Work task -> Show, from the records below, all lines that contain the word "周期营销".

The input ->

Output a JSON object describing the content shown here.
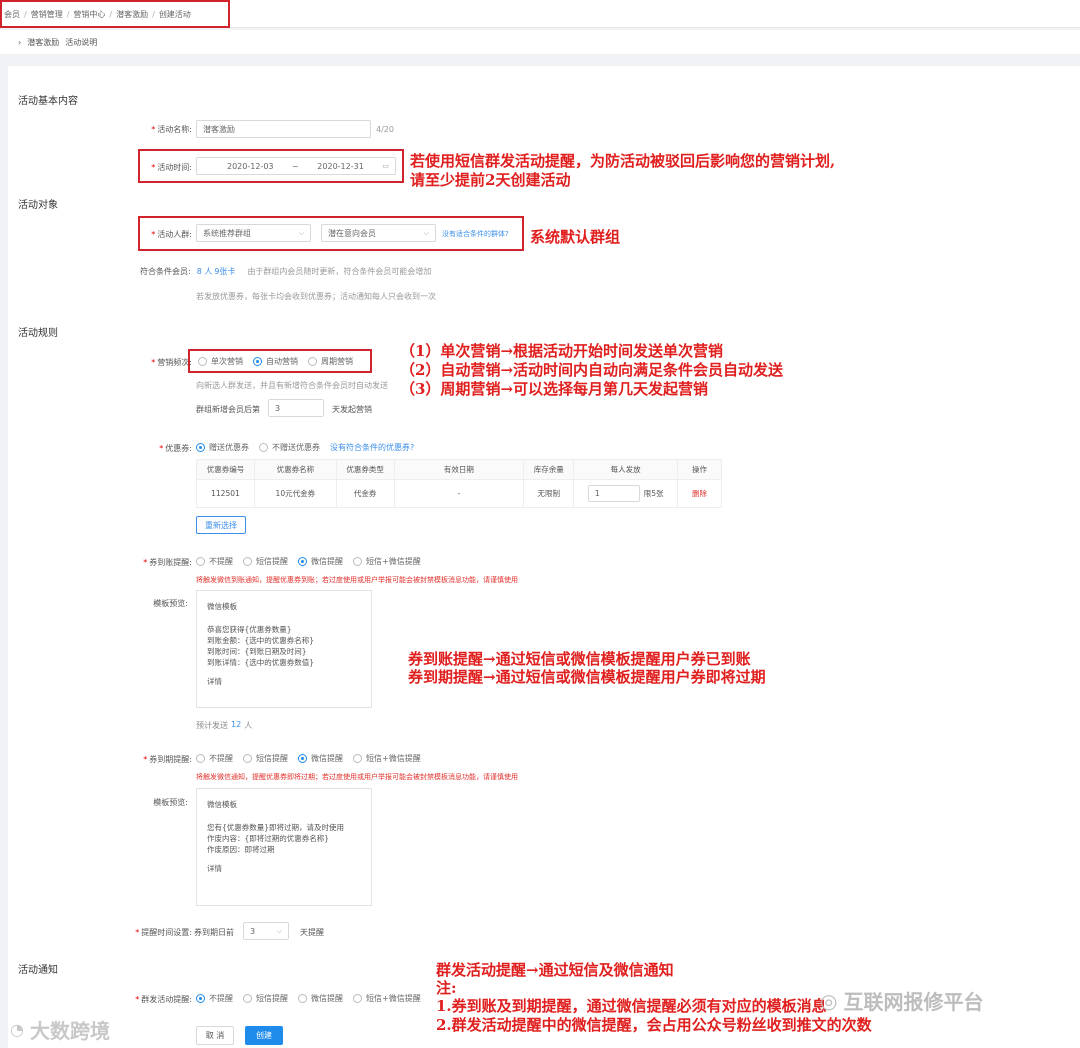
{
  "breadcrumb": [
    "会员",
    "营销管理",
    "营销中心",
    "潜客激励",
    "创建活动"
  ],
  "sub_header": {
    "chevron": "›",
    "name": "潜客激励",
    "desc": "活动说明"
  },
  "sections": {
    "basic": "活动基本内容",
    "target": "活动对象",
    "rules": "活动规则",
    "notify": "活动通知"
  },
  "activity_name": {
    "label": "活动名称:",
    "value": "潜客激励",
    "count": "4/20"
  },
  "activity_time": {
    "label": "活动时间:",
    "start": "2020-12-03",
    "sep": "~",
    "end": "2020-12-31"
  },
  "crowd": {
    "label": "活动人群:",
    "select1": "系统推荐群组",
    "select2": "潜在意向会员",
    "link": "没有适合条件的群体?"
  },
  "eligible": {
    "label": "符合条件会员:",
    "count": "8 人",
    "cards": "9张卡",
    "note": "由于群组内会员随时更新，符合条件会员可能会增加",
    "note2": "若发放优惠券，每张卡均会收到优惠券；活动通知每人只会收到一次"
  },
  "times": {
    "label": "营销频次:",
    "options": [
      "单次营销",
      "自动营销",
      "周期营销"
    ],
    "selected": 1,
    "desc": "向新选人群发送，并且有新增符合条件会员时自动发送",
    "join_label": "群组新增会员后第",
    "join_value": "3",
    "join_suffix": "天发起营销"
  },
  "coupon": {
    "label": "优惠券:",
    "options": [
      "赠送优惠券",
      "不赠送优惠券"
    ],
    "selected": 0,
    "link": "没有符合条件的优惠券?",
    "headers": [
      "优惠券编号",
      "优惠券名称",
      "优惠券类型",
      "有效日期",
      "库存余量",
      "每人发放",
      "操作"
    ],
    "row": {
      "id": "112501",
      "name": "10元代金券",
      "type": "代金券",
      "date": "-",
      "stock": "无限制",
      "per": "1",
      "limit": "限5张",
      "action": "删除"
    },
    "reselect": "重新选择"
  },
  "arrival": {
    "label": "券到账提醒:",
    "options": [
      "不提醒",
      "短信提醒",
      "微信提醒",
      "短信+微信提醒"
    ],
    "selected": 2,
    "warn": "将触发微信到账通知，提醒优惠券到账；若过度使用或用户举报可能会被封禁模板消息功能，请谨慎使用",
    "preview_label": "模板预览:",
    "tpl_title": "微信模板",
    "tpl_lines": [
      "恭喜您获得{优惠券数量}",
      "到账金额：{选中的优惠券名称}",
      "到账时间：{到账日期及时间}",
      "到账详情：{选中的优惠券数值}"
    ],
    "tpl_detail": "详情",
    "estimate_prefix": "预计发送",
    "estimate_count": "12",
    "estimate_suffix": "人"
  },
  "expire": {
    "label": "券到期提醒:",
    "options": [
      "不提醒",
      "短信提醒",
      "微信提醒",
      "短信+微信提醒"
    ],
    "selected": 2,
    "warn": "将触发微信通知，提醒优惠券即将过期；若过度使用或用户举报可能会被封禁模板消息功能，请谨慎使用",
    "preview_label": "模板预览:",
    "tpl_title": "微信模板",
    "tpl_lines": [
      "您有{优惠券数量}即将过期，请及时使用",
      "作废内容：{即将过期的优惠券名称}",
      "作废原因：即将过期"
    ],
    "tpl_detail": "详情"
  },
  "remind_time": {
    "label": "提醒时间设置:",
    "prefix": "券到期日前",
    "value": "3",
    "suffix": "天提醒"
  },
  "group_notice": {
    "label": "群发活动提醒:",
    "options": [
      "不提醒",
      "短信提醒",
      "微信提醒",
      "短信+微信提醒"
    ],
    "selected": 0
  },
  "footer": {
    "cancel": "取 消",
    "create": "创建"
  },
  "annotations": {
    "time_note_1": "若使用短信群发活动提醒，为防活动被驳回后影响您的营销计划,",
    "time_note_2": "请至少提前2天创建活动",
    "crowd_note": "系统默认群组",
    "times_note_1": "（1）单次营销→根据活动开始时间发送单次营销",
    "times_note_2": "（2）自动营销→活动时间内自动向满足条件会员自动发送",
    "times_note_3": "（3）周期营销→可以选择每月第几天发起营销",
    "coupon_note_1": "券到账提醒→通过短信或微信模板提醒用户券已到账",
    "coupon_note_2": "券到期提醒→通过短信或微信模板提醒用户券即将过期",
    "notify_note_1": "群发活动提醒→通过短信及微信通知",
    "notify_note_2": "注:",
    "notify_note_3": "1.券到账及到期提醒，通过微信提醒必须有对应的模板消息",
    "notify_note_4": "2.群发活动提醒中的微信提醒，会占用公众号粉丝收到推文的次数"
  },
  "watermarks": {
    "left": "大数跨境",
    "right": "互联网报修平台"
  },
  "colors": {
    "accent": "#1f8ceb",
    "annotation": "#e0201f",
    "required": "#e00000"
  }
}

Task result ->
      "周期营销"
    "times_note_3": "（3）周期营销→可以选择每月第几天发起营销",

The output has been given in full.